§ WORK TASK:
The data is to be repeated exactly, with the images removed.

==========

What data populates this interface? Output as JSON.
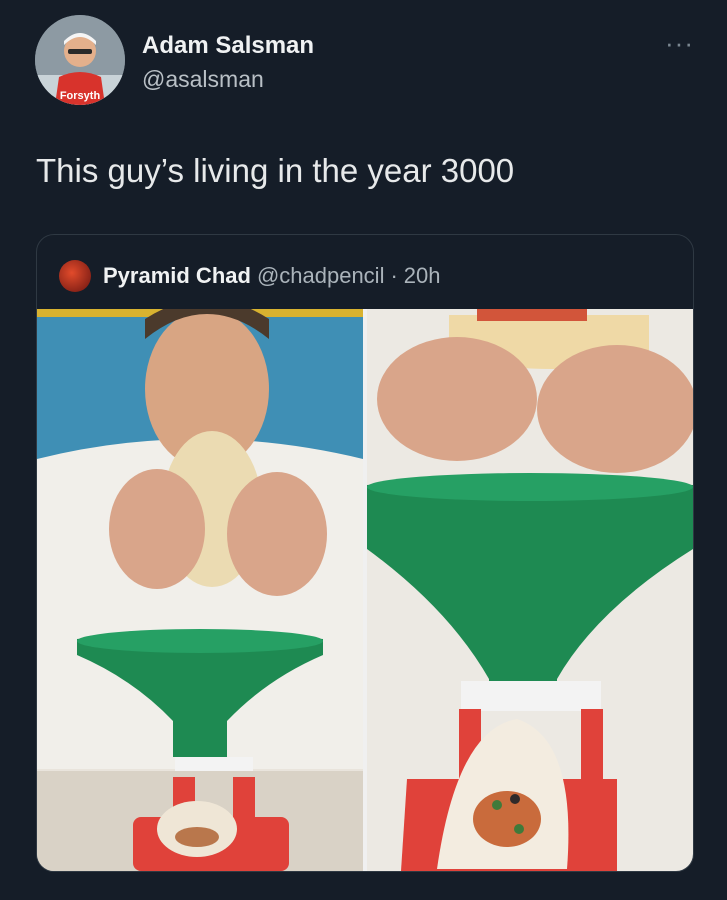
{
  "author": {
    "name": "Adam Salsman",
    "handle": "@asalsman",
    "avatar_icon": "user-avatar",
    "avatar_shirt_text": "Forsyth"
  },
  "tweet": {
    "text": "This guy’s living in the year 3000"
  },
  "more_icon": "more-options-icon",
  "quoted_tweet": {
    "avatar_icon": "user-avatar",
    "name": "Pyramid Chad",
    "handle": "@chadpencil",
    "separator": "·",
    "time": "20h"
  },
  "colors": {
    "background": "#151d28",
    "funnel_green": "#1e8a52",
    "holder_red": "#e0423a",
    "text_primary": "#e7e9ea",
    "text_secondary": "#aab3ba"
  }
}
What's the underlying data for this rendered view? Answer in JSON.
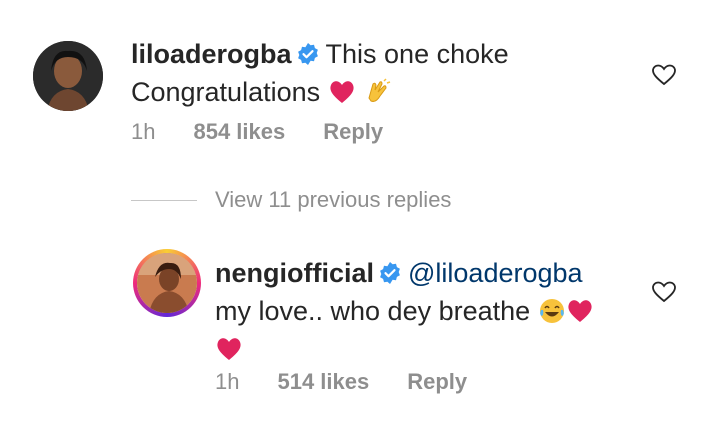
{
  "comments": [
    {
      "username": "liloaderogba",
      "text_line1": "This one choke",
      "text_line2": "Congratulations",
      "time": "1h",
      "likes": "854 likes",
      "reply_label": "Reply",
      "emojis": [
        "red-heart",
        "clapping-hands"
      ]
    },
    {
      "username": "nengiofficial",
      "mention": "@liloaderogba",
      "text_line1": "my love.. who dey breathe",
      "time": "1h",
      "likes": "514 likes",
      "reply_label": "Reply",
      "emojis": [
        "tears-of-joy",
        "red-heart",
        "red-heart"
      ]
    }
  ],
  "thread": {
    "view_replies_label": "View 11 previous replies"
  },
  "colors": {
    "verified": "#3897f0",
    "heart_emoji": "#e0245e",
    "muted": "#8e8e8e",
    "mention": "#00376b"
  }
}
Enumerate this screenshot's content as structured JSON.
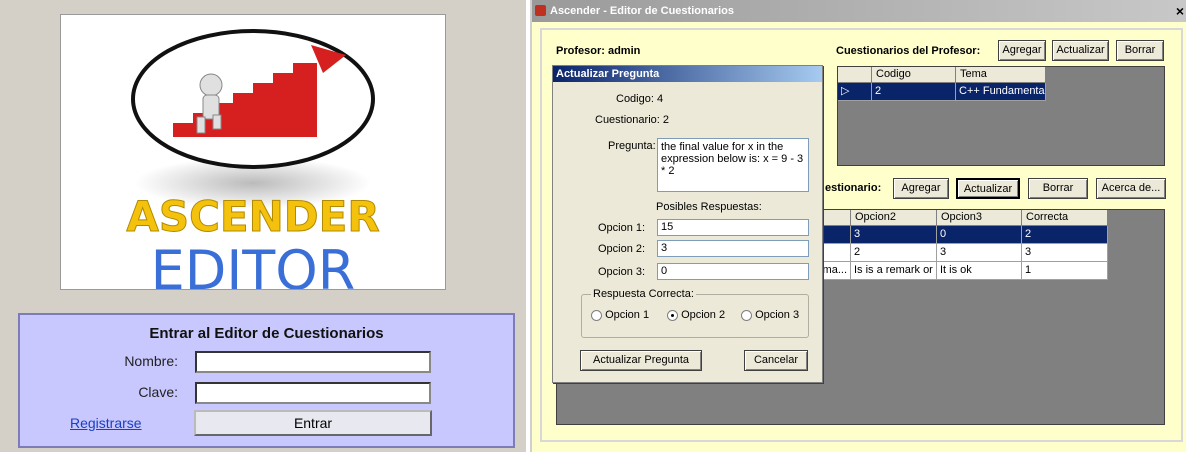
{
  "login": {
    "logo_line1": "ASCENDER",
    "logo_line2": "EDITOR",
    "title": "Entrar al Editor de Cuestionarios",
    "nombre_label": "Nombre:",
    "clave_label": "Clave:",
    "register_link": "Registrarse",
    "enter_button": "Entrar"
  },
  "editor": {
    "title": "Ascender - Editor de Cuestionarios",
    "close_glyph": "×",
    "profesor_label": "Profesor: admin",
    "cuestionarios_label": "Cuestionarios del Profesor:",
    "top_buttons": {
      "agregar": "Agregar",
      "actualizar": "Actualizar",
      "borrar": "Borrar"
    },
    "cuestionarios_grid": {
      "headers": [
        "Codigo",
        "Tema"
      ],
      "rows": [
        {
          "codigo": "2",
          "tema": "C++ Fundamentals"
        }
      ]
    },
    "preguntas_label": "estionario:",
    "mid_buttons": {
      "agregar": "Agregar",
      "actualizar": "Actualizar",
      "borrar": "Borrar",
      "acerca": "Acerca de..."
    },
    "preguntas_grid": {
      "headers": [
        "Opcion2",
        "Opcion3",
        "Correcta"
      ],
      "rows": [
        {
          "c0": "",
          "opcion2": "3",
          "opcion3": "0",
          "correcta": "2"
        },
        {
          "c0": "",
          "opcion2": "2",
          "opcion3": "3",
          "correcta": "3"
        },
        {
          "c0": "sma...",
          "opcion2": "Is is a remark or a...",
          "opcion3": "It is ok",
          "correcta": "1"
        }
      ]
    }
  },
  "dialog": {
    "title": "Actualizar Pregunta",
    "codigo": "Codigo: 4",
    "cuestionario": "Cuestionario: 2",
    "pregunta_label": "Pregunta:",
    "pregunta_value": "the final value for x in the expression below is: x = 9 - 3 * 2",
    "posibles_label": "Posibles Respuestas:",
    "opcion1_label": "Opcion 1:",
    "opcion1_value": "15",
    "opcion2_label": "Opcion 2:",
    "opcion2_value": "3",
    "opcion3_label": "Opcion 3:",
    "opcion3_value": "0",
    "correcta_group": "Respuesta Correcta:",
    "radio1": "Opcion 1",
    "radio2": "Opcion 2",
    "radio3": "Opcion 3",
    "selected_radio": 2,
    "update_button": "Actualizar Pregunta",
    "cancel_button": "Cancelar"
  },
  "colors": {
    "selection": "#0a246a",
    "editor_bg": "#ffffcc",
    "login_box": "#c8c8ff",
    "logo_yellow": "#f4c20d",
    "logo_blue": "#3a6fd8"
  }
}
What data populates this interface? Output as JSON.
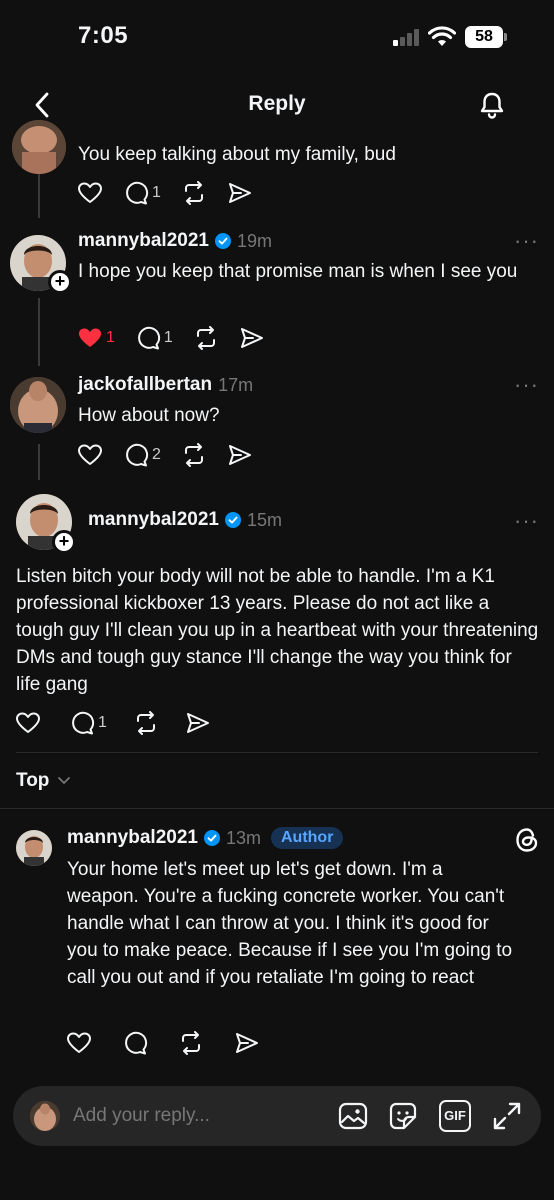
{
  "status": {
    "time": "7:05",
    "battery": "58"
  },
  "nav": {
    "title": "Reply"
  },
  "posts": [
    {
      "text": "You keep talking about my family, bud",
      "reply_count": "1"
    },
    {
      "username": "mannybal2021",
      "time": "19m",
      "text": "I hope you keep that promise man is when I see you",
      "like_count": "1",
      "reply_count": "1"
    },
    {
      "username": "jackofallbertan",
      "time": "17m",
      "text": "How about now?",
      "reply_count": "2"
    },
    {
      "username": "mannybal2021",
      "time": "15m",
      "text": "Listen bitch your body will not be able to handle. I'm a K1 professional kickboxer 13 years. Please do not act like a tough guy I'll clean you up in a heartbeat with your threatening DMs and tough guy stance I'll change the way you think for life gang",
      "reply_count": "1"
    }
  ],
  "sort": {
    "label": "Top"
  },
  "reply": {
    "username": "mannybal2021",
    "time": "13m",
    "badge": "Author",
    "text": "Your home let's meet up let's get down. I'm a weapon. You're a fucking concrete worker. You can't handle what I can throw at you. I think it's good for you to make peace. Because if I see you I'm going to call you out and if you retaliate I'm going to react"
  },
  "composer": {
    "placeholder": "Add your reply...",
    "gif_label": "GIF"
  },
  "colors": {
    "background": "#101010",
    "verified": "#0095f6",
    "liked": "#ff3040",
    "author_badge": "#58a6ff"
  }
}
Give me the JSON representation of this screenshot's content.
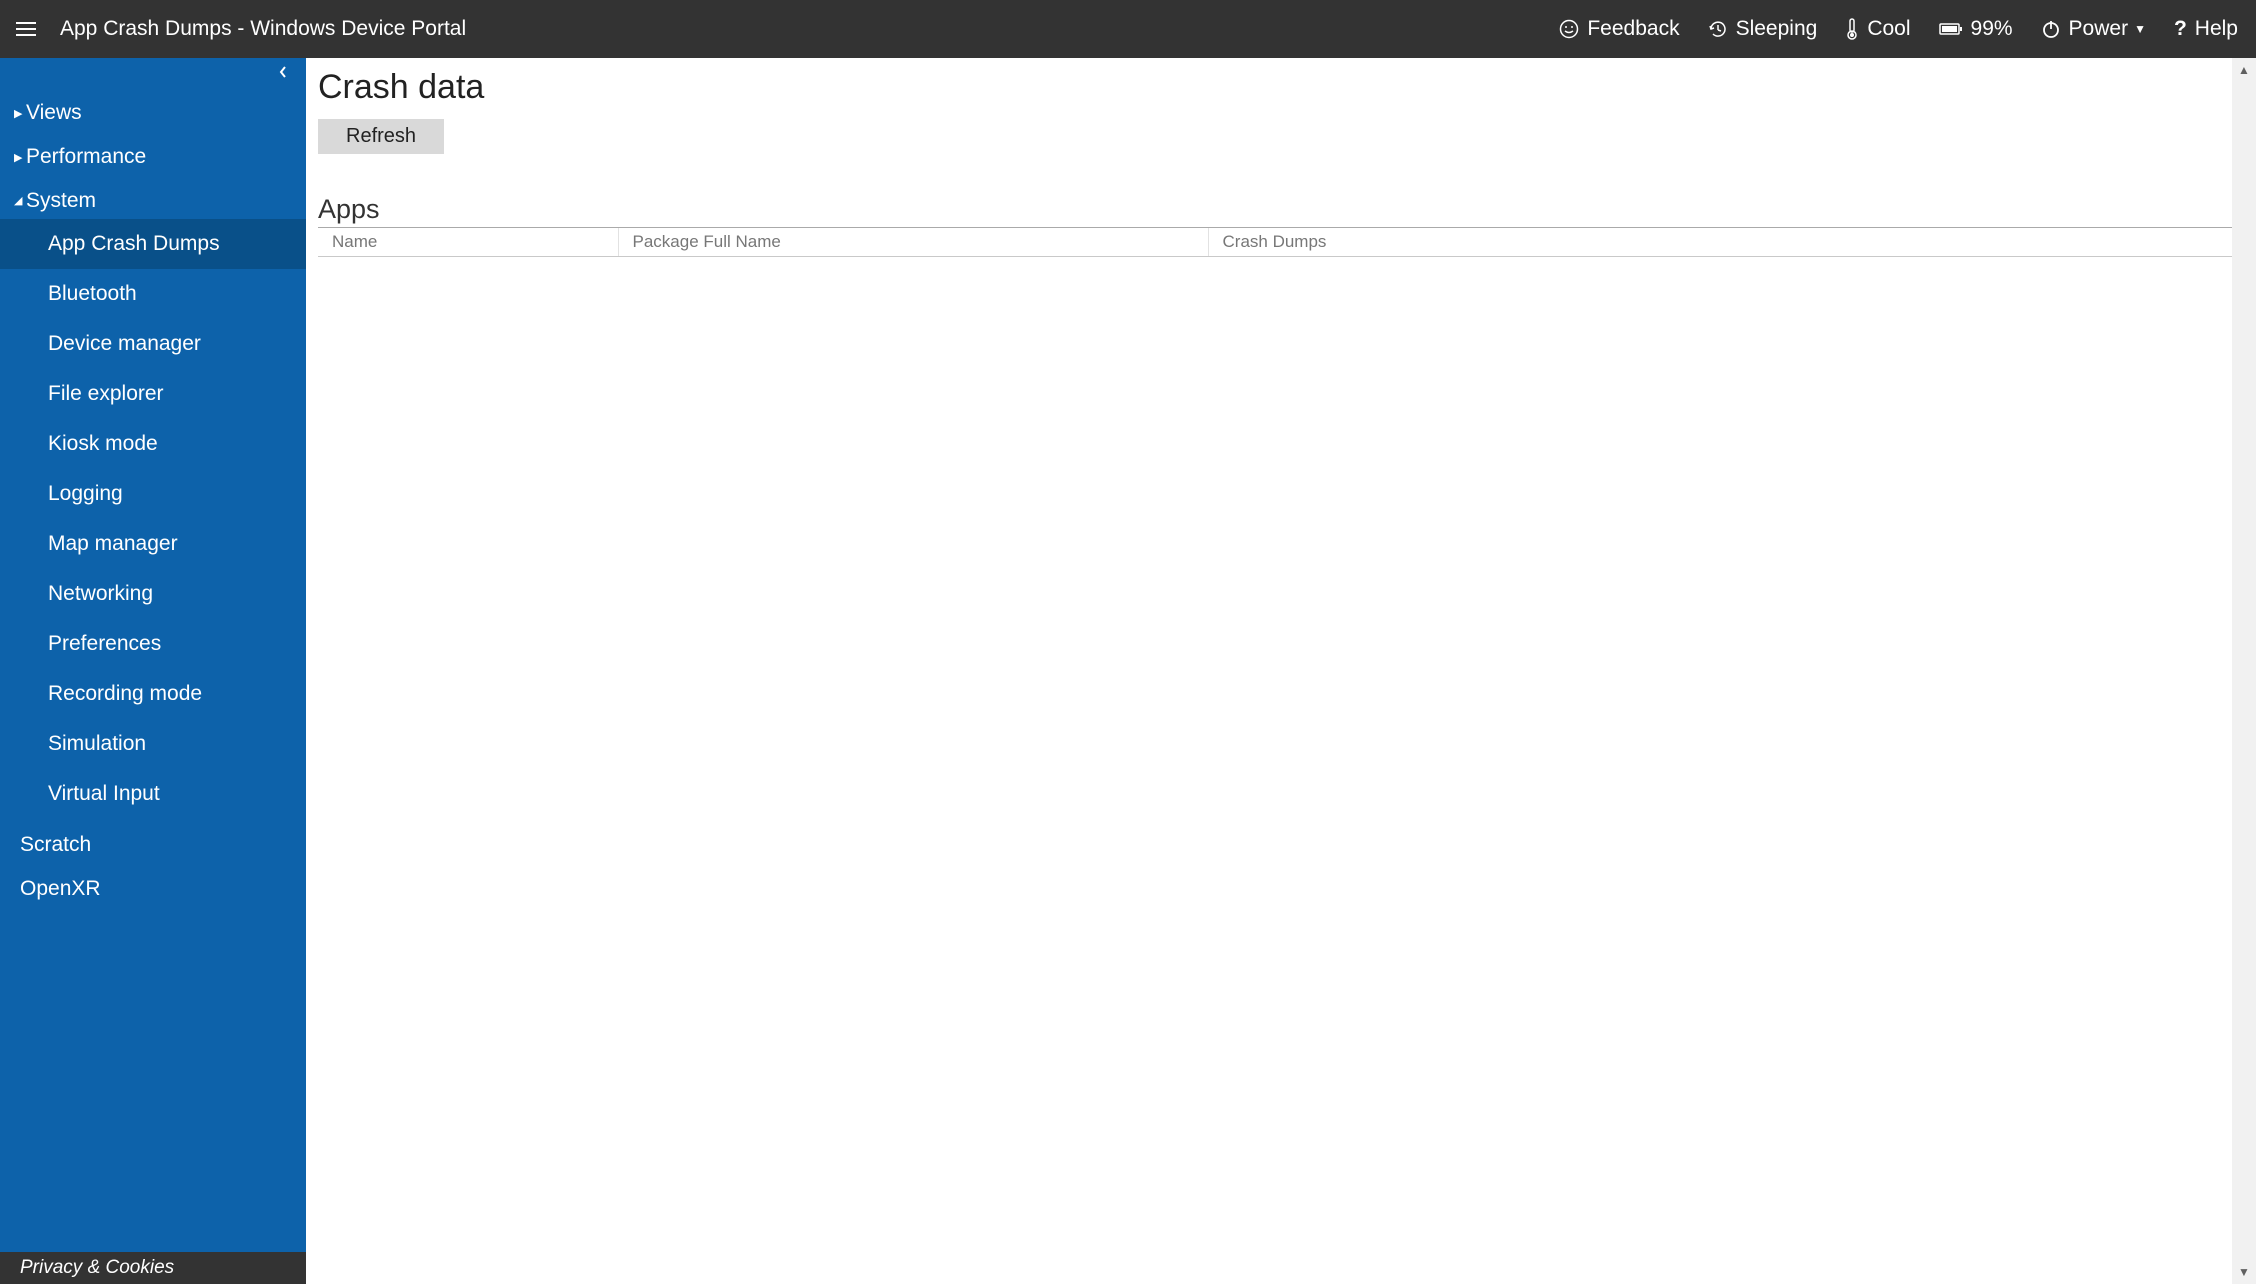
{
  "header": {
    "title": "App Crash Dumps - Windows Device Portal",
    "feedback": "Feedback",
    "sleeping": "Sleeping",
    "cool": "Cool",
    "battery": "99%",
    "power": "Power",
    "help": "Help"
  },
  "sidebar": {
    "sections": {
      "views": "Views",
      "performance": "Performance",
      "system": "System"
    },
    "system_items": [
      "App Crash Dumps",
      "Bluetooth",
      "Device manager",
      "File explorer",
      "Kiosk mode",
      "Logging",
      "Map manager",
      "Networking",
      "Preferences",
      "Recording mode",
      "Simulation",
      "Virtual Input"
    ],
    "plain_items": [
      "Scratch",
      "OpenXR"
    ],
    "footer": "Privacy & Cookies"
  },
  "main": {
    "heading": "Crash data",
    "refresh": "Refresh",
    "apps_heading": "Apps",
    "columns": {
      "name": "Name",
      "pkg": "Package Full Name",
      "dumps": "Crash Dumps"
    },
    "rows": []
  }
}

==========

§ RESULT OF THIS TASK:
What data populates this interface? Output as JSON.
{
  "author": {
    "name": "Adam Salsman",
    "handle": "@asalsman",
    "avatar_icon": "user-avatar",
    "avatar_shirt_text": "Forsyth"
  },
  "tweet": {
    "text": "This guy’s living in the year 3000"
  },
  "more_icon": "more-options-icon",
  "quoted_tweet": {
    "avatar_icon": "user-avatar",
    "name": "Pyramid Chad",
    "handle": "@chadpencil",
    "separator": "·",
    "time": "20h"
  },
  "colors": {
    "background": "#151d28",
    "funnel_green": "#1e8a52",
    "holder_red": "#e0423a",
    "text_primary": "#e7e9ea",
    "text_secondary": "#aab3ba"
  }
}
What's the underlying data for this rendered view? Answer in JSON.
{
  "comments": [
    {
      "username": "liloaderogba",
      "text_line1": "This one choke",
      "text_line2": "Congratulations",
      "time": "1h",
      "likes": "854 likes",
      "reply_label": "Reply",
      "emojis": [
        "red-heart",
        "clapping-hands"
      ]
    },
    {
      "username": "nengiofficial",
      "mention": "@liloaderogba",
      "text_line1": "my love.. who dey breathe",
      "time": "1h",
      "likes": "514 likes",
      "reply_label": "Reply",
      "emojis": [
        "tears-of-joy",
        "red-heart",
        "red-heart"
      ]
    }
  ],
  "thread": {
    "view_replies_label": "View 11 previous replies"
  },
  "colors": {
    "verified": "#3897f0",
    "heart_emoji": "#e0245e",
    "muted": "#8e8e8e",
    "mention": "#00376b"
  }
}
Enumerate this screenshot's content as structured JSON.
{
  "login": {
    "logo_line1": "ASCENDER",
    "logo_line2": "EDITOR",
    "title": "Entrar al Editor de Cuestionarios",
    "nombre_label": "Nombre:",
    "clave_label": "Clave:",
    "register_link": "Registrarse",
    "enter_button": "Entrar"
  },
  "editor": {
    "title": "Ascender - Editor de Cuestionarios",
    "close_glyph": "×",
    "profesor_label": "Profesor: admin",
    "cuestionarios_label": "Cuestionarios del Profesor:",
    "top_buttons": {
      "agregar": "Agregar",
      "actualizar": "Actualizar",
      "borrar": "Borrar"
    },
    "cuestionarios_grid": {
      "headers": [
        "Codigo",
        "Tema"
      ],
      "rows": [
        {
          "codigo": "2",
          "tema": "C++ Fundamentals"
        }
      ]
    },
    "preguntas_label": "estionario:",
    "mid_buttons": {
      "agregar": "Agregar",
      "actualizar": "Actualizar",
      "borrar": "Borrar",
      "acerca": "Acerca de..."
    },
    "preguntas_grid": {
      "headers": [
        "Opcion2",
        "Opcion3",
        "Correcta"
      ],
      "rows": [
        {
          "c0": "",
          "opcion2": "3",
          "opcion3": "0",
          "correcta": "2"
        },
        {
          "c0": "",
          "opcion2": "2",
          "opcion3": "3",
          "correcta": "3"
        },
        {
          "c0": "sma...",
          "opcion2": "Is is a remark or a...",
          "opcion3": "It is ok",
          "correcta": "1"
        }
      ]
    }
  },
  "dialog": {
    "title": "Actualizar Pregunta",
    "codigo": "Codigo: 4",
    "cuestionario": "Cuestionario: 2",
    "pregunta_label": "Pregunta:",
    "pregunta_value": "the final value for x in the expression below is: x = 9 - 3 * 2",
    "posibles_label": "Posibles Respuestas:",
    "opcion1_label": "Opcion 1:",
    "opcion1_value": "15",
    "opcion2_label": "Opcion 2:",
    "opcion2_value": "3",
    "opcion3_label": "Opcion 3:",
    "opcion3_value": "0",
    "correcta_group": "Respuesta Correcta:",
    "radio1": "Opcion 1",
    "radio2": "Opcion 2",
    "radio3": "Opcion 3",
    "selected_radio": 2,
    "update_button": "Actualizar Pregunta",
    "cancel_button": "Cancelar"
  },
  "colors": {
    "selection": "#0a246a",
    "editor_bg": "#ffffcc",
    "login_box": "#c8c8ff",
    "logo_yellow": "#f4c20d",
    "logo_blue": "#3a6fd8"
  }
}
What data populates this interface? Output as JSON.
{
  "status": {
    "time": "7:05",
    "battery": "58"
  },
  "nav": {
    "title": "Reply"
  },
  "posts": [
    {
      "text": "You keep talking about my family, bud",
      "reply_count": "1"
    },
    {
      "username": "mannybal2021",
      "time": "19m",
      "text": "I hope you keep that promise man is when I see you",
      "like_count": "1",
      "reply_count": "1"
    },
    {
      "username": "jackofallbertan",
      "time": "17m",
      "text": "How about now?",
      "reply_count": "2"
    },
    {
      "username": "mannybal2021",
      "time": "15m",
      "text": "Listen bitch your body will not be able to handle. I'm a K1 professional kickboxer 13 years. Please do not act like a tough guy I'll clean you up in a heartbeat with your threatening DMs and tough guy stance I'll change the way you think for life gang",
      "reply_count": "1"
    }
  ],
  "sort": {
    "label": "Top"
  },
  "reply": {
    "username": "mannybal2021",
    "time": "13m",
    "badge": "Author",
    "text": "Your home let's meet up let's get down. I'm a weapon. You're a fucking concrete worker. You can't handle what I can throw at you. I think it's good for you to make peace. Because if I see you I'm going to call you out and if you retaliate I'm going to react"
  },
  "composer": {
    "placeholder": "Add your reply...",
    "gif_label": "GIF"
  },
  "colors": {
    "background": "#101010",
    "verified": "#0095f6",
    "liked": "#ff3040",
    "author_badge": "#58a6ff"
  }
}
Give me the JSON representation of this screenshot's content.
{
  "header": {
    "title": "App Crash Dumps - Windows Device Portal",
    "feedback": "Feedback",
    "sleeping": "Sleeping",
    "cool": "Cool",
    "battery": "99%",
    "power": "Power",
    "help": "Help"
  },
  "sidebar": {
    "sections": {
      "views": "Views",
      "performance": "Performance",
      "system": "System"
    },
    "system_items": [
      "App Crash Dumps",
      "Bluetooth",
      "Device manager",
      "File explorer",
      "Kiosk mode",
      "Logging",
      "Map manager",
      "Networking",
      "Preferences",
      "Recording mode",
      "Simulation",
      "Virtual Input"
    ],
    "plain_items": [
      "Scratch",
      "OpenXR"
    ],
    "footer": "Privacy & Cookies"
  },
  "main": {
    "heading": "Crash data",
    "refresh": "Refresh",
    "apps_heading": "Apps",
    "columns": {
      "name": "Name",
      "pkg": "Package Full Name",
      "dumps": "Crash Dumps"
    },
    "rows": []
  }
}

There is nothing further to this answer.